Passaretti: Vaccinations key to combating rising flu, Covid cases
Published 9:59 am Friday, December 3, 2021
With the winter almost here, flu cases across the region have been on the rise while Covid cases, after several weeks of decline, have began to gradually increase once again, according to health officials.
In an interview Tuesday afternoon with reporters, Dr. Katie Passaretti, vice president and enterprise chief epidemiologist with Atrium Health, said that for many reasons, including people gathering together more and not wearing masks as often, there has been an increase in flu cases so far this season.
“We are seeing more influenza in our area and already kind of ahead of where we were the entirety of flu season last year,” she said, noting cases have been tripling in recent weeks. “So by all accounts, we certainly are going to see more flu than we did last year.”
She mentioned that vaccination rates, for both flu and COVID-19, have not been at the level needed to adequately combat the spread of disease.
“I would just double down on the importance of one, staying home when you’re sick, and two, get vaccinated for flu and get vaccinated for Covid…those are the things that are going to protect us and protect our loved ones,” Passaretti said.
Roughly 41 percent of Stanly residents are fully vaccinated against the coronavirus, one of the lowest rates in the state. Compared with the 99 other counties across North Carolina, only 10 others have lower rates.
After weeks of decline, new cases have plateaued in Stanly and surrounding areas and have gradually begun to increase. Passaretti said it’s “very likely” new cases will continue to increase over the coming weeks.
There were 130 cases in Stanly County for the week of Nov. 19, up from 103 the week prior, according to the health department. Last week, there were only 88 cases reported (but that did not include Thursday, Friday and Saturday due to the Thanksgiving holiday).
The increase in cases comes as the Stanly County’s percent positive rate has also recently spiked.
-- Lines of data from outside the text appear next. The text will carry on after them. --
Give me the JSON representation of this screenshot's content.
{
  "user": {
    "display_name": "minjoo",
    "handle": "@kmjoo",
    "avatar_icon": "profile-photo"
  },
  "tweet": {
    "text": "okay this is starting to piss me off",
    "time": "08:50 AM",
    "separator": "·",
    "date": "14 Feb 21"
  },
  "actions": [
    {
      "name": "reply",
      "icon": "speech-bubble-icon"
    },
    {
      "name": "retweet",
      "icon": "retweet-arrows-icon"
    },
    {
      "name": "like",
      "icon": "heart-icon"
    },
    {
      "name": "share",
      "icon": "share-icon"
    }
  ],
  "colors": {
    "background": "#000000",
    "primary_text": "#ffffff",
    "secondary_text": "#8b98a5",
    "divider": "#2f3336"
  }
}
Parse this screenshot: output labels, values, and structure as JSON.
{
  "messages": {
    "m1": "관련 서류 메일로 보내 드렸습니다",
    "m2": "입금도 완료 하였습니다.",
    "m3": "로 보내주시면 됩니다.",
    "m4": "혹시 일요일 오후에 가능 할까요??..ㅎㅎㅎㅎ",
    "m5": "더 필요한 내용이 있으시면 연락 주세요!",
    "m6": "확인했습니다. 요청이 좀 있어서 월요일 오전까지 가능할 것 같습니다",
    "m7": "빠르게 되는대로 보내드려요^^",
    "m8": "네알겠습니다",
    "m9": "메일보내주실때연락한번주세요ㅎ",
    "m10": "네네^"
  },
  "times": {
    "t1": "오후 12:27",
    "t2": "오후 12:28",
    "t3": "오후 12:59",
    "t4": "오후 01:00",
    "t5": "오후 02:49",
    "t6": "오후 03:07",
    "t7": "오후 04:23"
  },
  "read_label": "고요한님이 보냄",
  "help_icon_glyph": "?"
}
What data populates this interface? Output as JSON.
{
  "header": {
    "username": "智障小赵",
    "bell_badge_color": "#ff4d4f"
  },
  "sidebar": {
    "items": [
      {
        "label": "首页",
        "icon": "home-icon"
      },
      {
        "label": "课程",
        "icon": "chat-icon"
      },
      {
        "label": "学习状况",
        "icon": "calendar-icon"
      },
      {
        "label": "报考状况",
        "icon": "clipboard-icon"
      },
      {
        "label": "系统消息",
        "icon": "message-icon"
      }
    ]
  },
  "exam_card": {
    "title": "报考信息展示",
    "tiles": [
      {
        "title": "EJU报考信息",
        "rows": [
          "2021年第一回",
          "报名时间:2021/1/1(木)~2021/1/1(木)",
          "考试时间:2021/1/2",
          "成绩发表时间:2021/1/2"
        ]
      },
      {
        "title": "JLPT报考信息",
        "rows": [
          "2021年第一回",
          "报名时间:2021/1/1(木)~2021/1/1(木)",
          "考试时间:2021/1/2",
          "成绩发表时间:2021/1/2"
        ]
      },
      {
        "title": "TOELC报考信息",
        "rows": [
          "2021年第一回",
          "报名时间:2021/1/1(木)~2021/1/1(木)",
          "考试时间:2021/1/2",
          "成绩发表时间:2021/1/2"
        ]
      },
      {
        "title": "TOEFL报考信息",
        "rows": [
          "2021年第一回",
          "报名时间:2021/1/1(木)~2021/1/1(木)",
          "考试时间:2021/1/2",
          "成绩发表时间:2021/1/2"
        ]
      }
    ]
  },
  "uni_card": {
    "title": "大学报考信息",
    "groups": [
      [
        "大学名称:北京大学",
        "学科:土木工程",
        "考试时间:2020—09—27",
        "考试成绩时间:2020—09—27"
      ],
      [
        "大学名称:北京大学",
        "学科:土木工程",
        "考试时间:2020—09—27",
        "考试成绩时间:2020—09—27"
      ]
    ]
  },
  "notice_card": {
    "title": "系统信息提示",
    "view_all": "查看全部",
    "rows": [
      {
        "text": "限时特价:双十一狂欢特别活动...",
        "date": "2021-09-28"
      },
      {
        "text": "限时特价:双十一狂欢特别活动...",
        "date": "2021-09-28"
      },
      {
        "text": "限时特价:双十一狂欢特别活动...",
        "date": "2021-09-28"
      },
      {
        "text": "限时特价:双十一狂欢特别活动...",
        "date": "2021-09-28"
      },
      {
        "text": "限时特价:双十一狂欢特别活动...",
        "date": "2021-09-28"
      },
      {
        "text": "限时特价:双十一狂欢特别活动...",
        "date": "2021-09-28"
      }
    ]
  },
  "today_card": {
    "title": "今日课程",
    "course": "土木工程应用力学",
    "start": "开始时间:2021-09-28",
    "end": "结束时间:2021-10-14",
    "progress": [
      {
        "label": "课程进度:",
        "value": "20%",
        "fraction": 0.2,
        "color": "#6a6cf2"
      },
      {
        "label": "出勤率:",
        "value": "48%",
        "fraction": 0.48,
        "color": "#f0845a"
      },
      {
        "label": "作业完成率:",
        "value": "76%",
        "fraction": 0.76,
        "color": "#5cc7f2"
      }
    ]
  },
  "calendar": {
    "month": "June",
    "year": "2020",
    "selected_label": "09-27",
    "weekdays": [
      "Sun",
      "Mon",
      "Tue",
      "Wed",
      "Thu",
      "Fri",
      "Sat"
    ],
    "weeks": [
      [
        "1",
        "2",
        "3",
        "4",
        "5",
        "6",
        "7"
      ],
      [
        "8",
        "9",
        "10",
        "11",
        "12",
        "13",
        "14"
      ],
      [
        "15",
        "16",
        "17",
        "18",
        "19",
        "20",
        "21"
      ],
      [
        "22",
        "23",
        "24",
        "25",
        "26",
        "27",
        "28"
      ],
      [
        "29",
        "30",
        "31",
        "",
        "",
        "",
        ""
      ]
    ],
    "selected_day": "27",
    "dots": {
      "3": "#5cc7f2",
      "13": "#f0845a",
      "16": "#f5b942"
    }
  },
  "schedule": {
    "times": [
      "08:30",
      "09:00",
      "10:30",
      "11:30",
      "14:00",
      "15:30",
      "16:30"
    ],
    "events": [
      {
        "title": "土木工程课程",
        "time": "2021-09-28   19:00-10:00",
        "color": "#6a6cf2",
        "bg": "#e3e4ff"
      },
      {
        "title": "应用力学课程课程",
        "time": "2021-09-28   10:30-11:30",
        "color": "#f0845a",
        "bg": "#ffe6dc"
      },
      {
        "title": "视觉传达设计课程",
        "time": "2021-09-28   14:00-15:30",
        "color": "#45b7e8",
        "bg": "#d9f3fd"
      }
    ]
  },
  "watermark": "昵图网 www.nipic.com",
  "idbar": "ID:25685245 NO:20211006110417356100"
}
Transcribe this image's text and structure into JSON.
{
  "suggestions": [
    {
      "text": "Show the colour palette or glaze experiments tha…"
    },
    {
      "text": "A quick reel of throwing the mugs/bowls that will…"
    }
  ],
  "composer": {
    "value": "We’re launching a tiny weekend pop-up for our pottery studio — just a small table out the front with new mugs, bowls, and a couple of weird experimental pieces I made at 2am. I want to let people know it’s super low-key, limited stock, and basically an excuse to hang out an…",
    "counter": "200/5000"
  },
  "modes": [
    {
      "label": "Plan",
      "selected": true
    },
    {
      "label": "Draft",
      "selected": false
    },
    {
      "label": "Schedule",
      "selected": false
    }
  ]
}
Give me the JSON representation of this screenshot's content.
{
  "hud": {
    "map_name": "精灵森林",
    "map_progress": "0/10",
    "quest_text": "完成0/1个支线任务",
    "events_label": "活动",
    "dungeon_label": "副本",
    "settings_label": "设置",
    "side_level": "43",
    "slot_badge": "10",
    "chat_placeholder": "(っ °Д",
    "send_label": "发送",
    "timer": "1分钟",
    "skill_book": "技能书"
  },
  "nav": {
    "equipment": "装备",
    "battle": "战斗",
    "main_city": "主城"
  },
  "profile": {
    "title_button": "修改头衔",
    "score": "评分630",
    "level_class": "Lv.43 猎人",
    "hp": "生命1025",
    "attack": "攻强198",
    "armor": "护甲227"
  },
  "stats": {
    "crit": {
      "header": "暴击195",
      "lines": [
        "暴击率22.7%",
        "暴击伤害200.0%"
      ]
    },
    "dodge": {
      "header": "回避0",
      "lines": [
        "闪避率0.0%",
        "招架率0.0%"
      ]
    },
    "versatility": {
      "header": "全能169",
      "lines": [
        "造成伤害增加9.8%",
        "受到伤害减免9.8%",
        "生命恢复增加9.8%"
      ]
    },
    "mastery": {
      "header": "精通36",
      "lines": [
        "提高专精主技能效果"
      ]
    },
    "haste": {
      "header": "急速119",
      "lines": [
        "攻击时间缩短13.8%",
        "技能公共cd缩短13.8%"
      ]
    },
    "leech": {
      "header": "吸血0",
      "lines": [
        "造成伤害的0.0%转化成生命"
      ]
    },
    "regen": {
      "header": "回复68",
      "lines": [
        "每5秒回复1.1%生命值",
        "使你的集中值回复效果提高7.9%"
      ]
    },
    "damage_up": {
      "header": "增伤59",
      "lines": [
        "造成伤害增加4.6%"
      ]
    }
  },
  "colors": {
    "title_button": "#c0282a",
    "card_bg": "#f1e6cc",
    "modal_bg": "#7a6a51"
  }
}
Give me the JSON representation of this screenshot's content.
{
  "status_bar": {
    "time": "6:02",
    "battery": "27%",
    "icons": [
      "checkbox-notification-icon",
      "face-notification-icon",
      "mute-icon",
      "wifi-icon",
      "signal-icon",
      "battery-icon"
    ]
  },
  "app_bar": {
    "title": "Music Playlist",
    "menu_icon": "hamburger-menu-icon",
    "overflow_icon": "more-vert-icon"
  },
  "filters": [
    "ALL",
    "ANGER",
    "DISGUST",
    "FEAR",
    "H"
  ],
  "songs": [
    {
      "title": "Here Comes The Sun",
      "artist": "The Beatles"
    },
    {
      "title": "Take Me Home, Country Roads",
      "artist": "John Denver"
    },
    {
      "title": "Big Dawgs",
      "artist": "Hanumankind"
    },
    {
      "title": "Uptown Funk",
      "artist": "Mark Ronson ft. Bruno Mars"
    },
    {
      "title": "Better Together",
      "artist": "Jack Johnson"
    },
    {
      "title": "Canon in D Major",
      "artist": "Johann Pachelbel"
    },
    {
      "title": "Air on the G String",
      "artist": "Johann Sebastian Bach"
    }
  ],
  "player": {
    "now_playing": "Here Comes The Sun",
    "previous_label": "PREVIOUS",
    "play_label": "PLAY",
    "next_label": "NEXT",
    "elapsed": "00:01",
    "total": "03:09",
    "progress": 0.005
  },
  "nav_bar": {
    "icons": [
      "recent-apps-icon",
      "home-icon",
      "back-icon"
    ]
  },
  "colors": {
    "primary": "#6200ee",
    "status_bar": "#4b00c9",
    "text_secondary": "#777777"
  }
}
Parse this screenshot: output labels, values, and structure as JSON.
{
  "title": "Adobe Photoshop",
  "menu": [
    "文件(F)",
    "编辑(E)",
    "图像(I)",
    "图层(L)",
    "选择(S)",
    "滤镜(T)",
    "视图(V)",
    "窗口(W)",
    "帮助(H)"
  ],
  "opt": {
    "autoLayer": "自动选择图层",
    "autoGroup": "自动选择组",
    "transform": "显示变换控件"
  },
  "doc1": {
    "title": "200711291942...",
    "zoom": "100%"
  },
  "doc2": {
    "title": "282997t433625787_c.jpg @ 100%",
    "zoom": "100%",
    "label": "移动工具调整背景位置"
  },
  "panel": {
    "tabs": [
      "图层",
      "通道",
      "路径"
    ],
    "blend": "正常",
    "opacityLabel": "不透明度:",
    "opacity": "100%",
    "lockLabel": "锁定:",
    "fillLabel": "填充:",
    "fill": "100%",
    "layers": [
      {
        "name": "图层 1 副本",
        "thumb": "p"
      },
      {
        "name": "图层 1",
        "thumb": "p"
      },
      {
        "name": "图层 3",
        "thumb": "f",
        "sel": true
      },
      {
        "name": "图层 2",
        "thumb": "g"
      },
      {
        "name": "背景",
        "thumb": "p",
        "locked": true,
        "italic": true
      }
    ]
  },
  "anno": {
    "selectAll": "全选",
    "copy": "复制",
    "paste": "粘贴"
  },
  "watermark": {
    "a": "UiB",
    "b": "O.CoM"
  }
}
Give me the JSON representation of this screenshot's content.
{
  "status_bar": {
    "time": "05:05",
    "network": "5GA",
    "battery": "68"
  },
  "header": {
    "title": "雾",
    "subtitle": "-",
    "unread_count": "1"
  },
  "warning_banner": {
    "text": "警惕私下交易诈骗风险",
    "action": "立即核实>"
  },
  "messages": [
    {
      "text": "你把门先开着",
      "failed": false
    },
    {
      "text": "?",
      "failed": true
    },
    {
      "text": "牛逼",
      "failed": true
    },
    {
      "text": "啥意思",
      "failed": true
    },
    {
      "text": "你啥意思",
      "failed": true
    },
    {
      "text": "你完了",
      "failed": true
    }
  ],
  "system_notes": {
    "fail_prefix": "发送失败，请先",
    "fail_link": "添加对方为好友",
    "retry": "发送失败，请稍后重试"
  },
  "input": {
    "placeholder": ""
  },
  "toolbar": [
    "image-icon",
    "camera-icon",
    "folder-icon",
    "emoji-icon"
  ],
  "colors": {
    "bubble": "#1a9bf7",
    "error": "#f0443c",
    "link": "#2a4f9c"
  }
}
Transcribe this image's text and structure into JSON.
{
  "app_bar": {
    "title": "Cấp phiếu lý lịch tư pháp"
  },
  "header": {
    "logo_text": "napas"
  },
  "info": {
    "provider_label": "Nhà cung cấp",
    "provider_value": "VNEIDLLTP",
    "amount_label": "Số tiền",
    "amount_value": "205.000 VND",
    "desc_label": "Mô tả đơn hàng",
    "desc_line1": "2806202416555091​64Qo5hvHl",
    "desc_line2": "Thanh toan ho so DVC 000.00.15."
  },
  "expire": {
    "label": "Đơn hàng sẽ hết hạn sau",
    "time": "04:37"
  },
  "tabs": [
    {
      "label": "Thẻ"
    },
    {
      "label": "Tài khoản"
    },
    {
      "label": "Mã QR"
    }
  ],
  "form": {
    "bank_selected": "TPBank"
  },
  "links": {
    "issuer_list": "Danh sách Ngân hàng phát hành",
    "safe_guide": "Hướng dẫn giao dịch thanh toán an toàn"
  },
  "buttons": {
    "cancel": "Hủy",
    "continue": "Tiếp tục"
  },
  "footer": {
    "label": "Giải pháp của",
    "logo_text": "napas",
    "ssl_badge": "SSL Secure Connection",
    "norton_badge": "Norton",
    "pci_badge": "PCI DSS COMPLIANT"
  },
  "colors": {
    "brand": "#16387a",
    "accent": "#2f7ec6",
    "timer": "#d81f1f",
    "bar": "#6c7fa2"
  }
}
After falling as low as 5.6 percent in late October, the rate reached 8 percent this week.
With the new Omicron coronavirus variant now detected in at least five states, it is only a matter of time before it shows up in North Carolina and more specifically, in Stanly, health officials said. While there is much scientists and doctors do not know about the transmissibility of the variant and if it will be as contagious as delta, Passaretti said the best way to prevent the spread is for people to get vaccinated and then get a booster shot as an added layer of protection.
“Boosters are intended to kind of do exactly what they say: Give your immune system a little bit of an extra boost,” she said, noting that as families prepare to travel for the holiday season, getting boosted is just “another tool to make sure you’re protecting yourself and your loved ones.”
There is some early evidence, Passaretti said, suggesting that while vaccinated people can get infected with the Omicron variant, the symptoms tend to be more mild, underscoring yet again the importance of getting the shot.
“The best way to protect yourself is to get that vaccine and get your loved ones vaccinated,” Passaretti said.